[Interface dataset entries]
========
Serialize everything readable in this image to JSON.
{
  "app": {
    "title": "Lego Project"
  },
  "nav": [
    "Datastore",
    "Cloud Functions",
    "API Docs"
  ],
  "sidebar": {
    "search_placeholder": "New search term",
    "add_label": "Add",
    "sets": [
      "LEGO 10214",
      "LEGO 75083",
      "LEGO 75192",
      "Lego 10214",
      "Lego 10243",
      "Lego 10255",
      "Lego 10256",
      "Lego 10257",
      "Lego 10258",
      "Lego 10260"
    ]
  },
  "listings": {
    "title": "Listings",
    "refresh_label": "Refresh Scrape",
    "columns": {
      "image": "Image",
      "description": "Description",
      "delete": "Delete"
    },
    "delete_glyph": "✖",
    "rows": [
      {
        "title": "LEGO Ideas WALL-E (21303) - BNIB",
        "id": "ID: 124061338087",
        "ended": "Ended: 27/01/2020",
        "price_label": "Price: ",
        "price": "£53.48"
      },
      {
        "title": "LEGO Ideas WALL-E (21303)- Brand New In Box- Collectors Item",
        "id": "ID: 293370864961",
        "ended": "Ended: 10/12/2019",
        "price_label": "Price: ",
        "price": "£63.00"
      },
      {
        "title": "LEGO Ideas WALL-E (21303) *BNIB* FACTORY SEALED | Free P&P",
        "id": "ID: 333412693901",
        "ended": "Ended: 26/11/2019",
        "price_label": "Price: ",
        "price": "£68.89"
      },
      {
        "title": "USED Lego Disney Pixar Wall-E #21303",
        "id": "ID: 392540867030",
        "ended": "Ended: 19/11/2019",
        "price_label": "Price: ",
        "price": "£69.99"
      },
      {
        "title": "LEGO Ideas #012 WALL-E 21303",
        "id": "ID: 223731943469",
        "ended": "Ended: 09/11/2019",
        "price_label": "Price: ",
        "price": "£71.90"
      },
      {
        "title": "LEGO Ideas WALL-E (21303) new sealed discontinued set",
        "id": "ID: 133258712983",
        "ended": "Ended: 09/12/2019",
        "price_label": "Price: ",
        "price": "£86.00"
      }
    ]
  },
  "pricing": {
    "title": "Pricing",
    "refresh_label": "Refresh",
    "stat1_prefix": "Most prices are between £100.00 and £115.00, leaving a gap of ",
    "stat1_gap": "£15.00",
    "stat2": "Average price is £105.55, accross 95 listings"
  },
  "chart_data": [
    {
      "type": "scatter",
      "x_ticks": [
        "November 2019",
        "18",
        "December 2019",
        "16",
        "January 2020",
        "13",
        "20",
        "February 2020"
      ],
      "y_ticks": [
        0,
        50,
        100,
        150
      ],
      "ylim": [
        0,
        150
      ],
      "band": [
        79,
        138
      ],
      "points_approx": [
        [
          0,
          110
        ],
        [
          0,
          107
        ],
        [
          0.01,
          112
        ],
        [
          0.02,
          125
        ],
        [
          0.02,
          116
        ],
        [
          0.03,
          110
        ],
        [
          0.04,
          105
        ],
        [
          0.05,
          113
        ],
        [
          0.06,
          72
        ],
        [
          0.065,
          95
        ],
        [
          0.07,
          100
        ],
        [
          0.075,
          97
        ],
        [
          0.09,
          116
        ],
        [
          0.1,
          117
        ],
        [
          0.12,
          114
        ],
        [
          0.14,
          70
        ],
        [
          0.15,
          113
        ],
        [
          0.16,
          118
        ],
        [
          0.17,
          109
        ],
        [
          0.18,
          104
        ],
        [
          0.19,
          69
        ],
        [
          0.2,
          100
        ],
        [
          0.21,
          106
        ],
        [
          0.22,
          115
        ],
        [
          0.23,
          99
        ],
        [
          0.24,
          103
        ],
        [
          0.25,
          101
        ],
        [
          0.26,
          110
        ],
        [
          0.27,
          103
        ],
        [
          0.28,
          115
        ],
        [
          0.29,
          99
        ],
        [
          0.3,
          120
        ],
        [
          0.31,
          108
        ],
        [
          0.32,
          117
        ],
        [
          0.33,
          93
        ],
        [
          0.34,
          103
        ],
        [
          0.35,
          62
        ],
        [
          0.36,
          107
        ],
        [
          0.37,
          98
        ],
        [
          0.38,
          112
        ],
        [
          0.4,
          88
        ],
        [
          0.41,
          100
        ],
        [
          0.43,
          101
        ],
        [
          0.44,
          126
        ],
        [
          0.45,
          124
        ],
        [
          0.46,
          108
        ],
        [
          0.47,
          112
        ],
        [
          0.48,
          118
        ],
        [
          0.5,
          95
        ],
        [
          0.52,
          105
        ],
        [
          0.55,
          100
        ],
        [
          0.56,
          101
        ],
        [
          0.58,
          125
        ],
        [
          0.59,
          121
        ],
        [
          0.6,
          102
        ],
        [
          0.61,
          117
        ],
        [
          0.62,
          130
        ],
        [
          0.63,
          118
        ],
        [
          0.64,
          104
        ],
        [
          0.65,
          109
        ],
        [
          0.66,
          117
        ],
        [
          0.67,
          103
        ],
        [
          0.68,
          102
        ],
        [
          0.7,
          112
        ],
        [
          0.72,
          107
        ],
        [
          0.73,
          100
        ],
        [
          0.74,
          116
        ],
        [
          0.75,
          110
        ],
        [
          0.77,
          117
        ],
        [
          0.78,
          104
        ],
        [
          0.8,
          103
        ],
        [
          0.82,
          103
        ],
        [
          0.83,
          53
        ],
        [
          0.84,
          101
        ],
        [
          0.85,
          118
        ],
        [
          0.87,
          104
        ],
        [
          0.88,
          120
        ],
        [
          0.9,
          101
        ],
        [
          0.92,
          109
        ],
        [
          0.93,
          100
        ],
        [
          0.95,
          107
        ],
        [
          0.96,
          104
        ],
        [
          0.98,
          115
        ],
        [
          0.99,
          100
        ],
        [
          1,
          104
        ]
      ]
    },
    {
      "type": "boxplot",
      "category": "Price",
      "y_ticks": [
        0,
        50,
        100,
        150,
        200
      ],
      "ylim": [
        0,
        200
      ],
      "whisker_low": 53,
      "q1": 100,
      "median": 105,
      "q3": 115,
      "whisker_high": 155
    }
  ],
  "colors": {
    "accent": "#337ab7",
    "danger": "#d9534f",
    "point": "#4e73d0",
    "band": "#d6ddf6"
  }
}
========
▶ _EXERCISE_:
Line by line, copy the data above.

▶ _OUTPUT FOR THIS EXERCISE_:
Serialize everything readable in this image to JSON.
{
  "app": {
    "title": "Lego Project"
  },
  "nav": [
    "Datastore",
    "Cloud Functions",
    "API Docs"
  ],
  "sidebar": {
    "search_placeholder": "New search term",
    "add_label": "Add",
    "sets": [
      "LEGO 10214",
      "LEGO 75083",
      "LEGO 75192",
      "Lego 10214",
      "Lego 10243",
      "Lego 10255",
      "Lego 10256",
      "Lego 10257",
      "Lego 10258",
      "Lego 10260"
    ]
  },
  "listings": {
    "title": "Listings",
    "refresh_label": "Refresh Scrape",
    "columns": {
      "image": "Image",
      "description": "Description",
      "delete": "Delete"
    },
    "delete_glyph": "✖",
    "rows": [
      {
        "title": "LEGO Ideas WALL-E (21303) - BNIB",
        "id": "ID: 124061338087",
        "ended": "Ended: 27/01/2020",
        "price_label": "Price: ",
        "price": "£53.48"
      },
      {
        "title": "LEGO Ideas WALL-E (21303)- Brand New In Box- Collectors Item",
        "id": "ID: 293370864961",
        "ended": "Ended: 10/12/2019",
        "price_label": "Price: ",
        "price": "£63.00"
      },
      {
        "title": "LEGO Ideas WALL-E (21303) *BNIB* FACTORY SEALED | Free P&P",
        "id": "ID: 333412693901",
        "ended": "Ended: 26/11/2019",
        "price_label": "Price: ",
        "price": "£68.89"
      },
      {
        "title": "USED Lego Disney Pixar Wall-E #21303",
        "id": "ID: 392540867030",
        "ended": "Ended: 19/11/2019",
        "price_label": "Price: ",
        "price": "£69.99"
      },
      {
        "title": "LEGO Ideas #012 WALL-E 21303",
        "id": "ID: 223731943469",
        "ended": "Ended: 09/11/2019",
        "price_label": "Price: ",
        "price": "£71.90"
      },
      {
        "title": "LEGO Ideas WALL-E (21303) new sealed discontinued set",
        "id": "ID: 133258712983",
        "ended": "Ended: 09/12/2019",
        "price_label": "Price: ",
        "price": "£86.00"
      }
    ]
  },
  "pricing": {
    "title": "Pricing",
    "refresh_label": "Refresh",
    "stat1_prefix": "Most prices are between £100.00 and £115.00, leaving a gap of ",
    "stat1_gap": "£15.00",
    "stat2": "Average price is £105.55, accross 95 listings"
  },
  "chart_data": [
    {
      "type": "scatter",
      "x_ticks": [
        "November 2019",
        "18",
        "December 2019",
        "16",
        "January 2020",
        "13",
        "20",
        "February 2020"
      ],
      "y_ticks": [
        0,
        50,
        100,
        150
      ],
      "ylim": [
        0,
        150
      ],
      "band": [
        79,
        138
      ],
      "points_approx": [
        [
          0,
          110
        ],
        [
          0,
          107
        ],
        [
          0.01,
          112
        ],
        [
          0.02,
          125
        ],
        [
          0.02,
          116
        ],
        [
          0.03,
          110
        ],
        [
          0.04,
          105
        ],
        [
          0.05,
          113
        ],
        [
          0.06,
          72
        ],
        [
          0.065,
          95
        ],
        [
          0.07,
          100
        ],
        [
          0.075,
          97
        ],
        [
          0.09,
          116
        ],
        [
          0.1,
          117
        ],
        [
          0.12,
          114
        ],
        [
          0.14,
          70
        ],
        [
          0.15,
          113
        ],
        [
          0.16,
          118
        ],
        [
          0.17,
          109
        ],
        [
          0.18,
          104
        ],
        [
          0.19,
          69
        ],
        [
          0.2,
          100
        ],
        [
          0.21,
          106
        ],
        [
          0.22,
          115
        ],
        [
          0.23,
          99
        ],
        [
          0.24,
          103
        ],
        [
          0.25,
          101
        ],
        [
          0.26,
          110
        ],
        [
          0.27,
          103
        ],
        [
          0.28,
          115
        ],
        [
          0.29,
          99
        ],
        [
          0.3,
          120
        ],
        [
          0.31,
          108
        ],
        [
          0.32,
          117
        ],
        [
          0.33,
          93
        ],
        [
          0.34,
          103
        ],
        [
          0.35,
          62
        ],
        [
          0.36,
          107
        ],
        [
          0.37,
          98
        ],
        [
          0.38,
          112
        ],
        [
          0.4,
          88
        ],
        [
          0.41,
          100
        ],
        [
          0.43,
          101
        ],
        [
          0.44,
          126
        ],
        [
          0.45,
          124
        ],
        [
          0.46,
          108
        ],
        [
          0.47,
          112
        ],
        [
          0.48,
          118
        ],
        [
          0.5,
          95
        ],
        [
          0.52,
          105
        ],
        [
          0.55,
          100
        ],
        [
          0.56,
          101
        ],
        [
          0.58,
          125
        ],
        [
          0.59,
          121
        ],
        [
          0.6,
          102
        ],
        [
          0.61,
          117
        ],
        [
          0.62,
          130
        ],
        [
          0.63,
          118
        ],
        [
          0.64,
          104
        ],
        [
          0.65,
          109
        ],
        [
          0.66,
          117
        ],
        [
          0.67,
          103
        ],
        [
          0.68,
          102
        ],
        [
          0.7,
          112
        ],
        [
          0.72,
          107
        ],
        [
          0.73,
          100
        ],
        [
          0.74,
          116
        ],
        [
          0.75,
          110
        ],
        [
          0.77,
          117
        ],
        [
          0.78,
          104
        ],
        [
          0.8,
          103
        ],
        [
          0.82,
          103
        ],
        [
          0.83,
          53
        ],
        [
          0.84,
          101
        ],
        [
          0.85,
          118
        ],
        [
          0.87,
          104
        ],
        [
          0.88,
          120
        ],
        [
          0.9,
          101
        ],
        [
          0.92,
          109
        ],
        [
          0.93,
          100
        ],
        [
          0.95,
          107
        ],
        [
          0.96,
          104
        ],
        [
          0.98,
          115
        ],
        [
          0.99,
          100
        ],
        [
          1,
          104
        ]
      ]
    },
    {
      "type": "boxplot",
      "category": "Price",
      "y_ticks": [
        0,
        50,
        100,
        150,
        200
      ],
      "ylim": [
        0,
        200
      ],
      "whisker_low": 53,
      "q1": 100,
      "median": 105,
      "q3": 115,
      "whisker_high": 155
    }
  ],
  "colors": {
    "accent": "#337ab7",
    "danger": "#d9534f",
    "point": "#4e73d0",
    "band": "#d6ddf6"
  }
}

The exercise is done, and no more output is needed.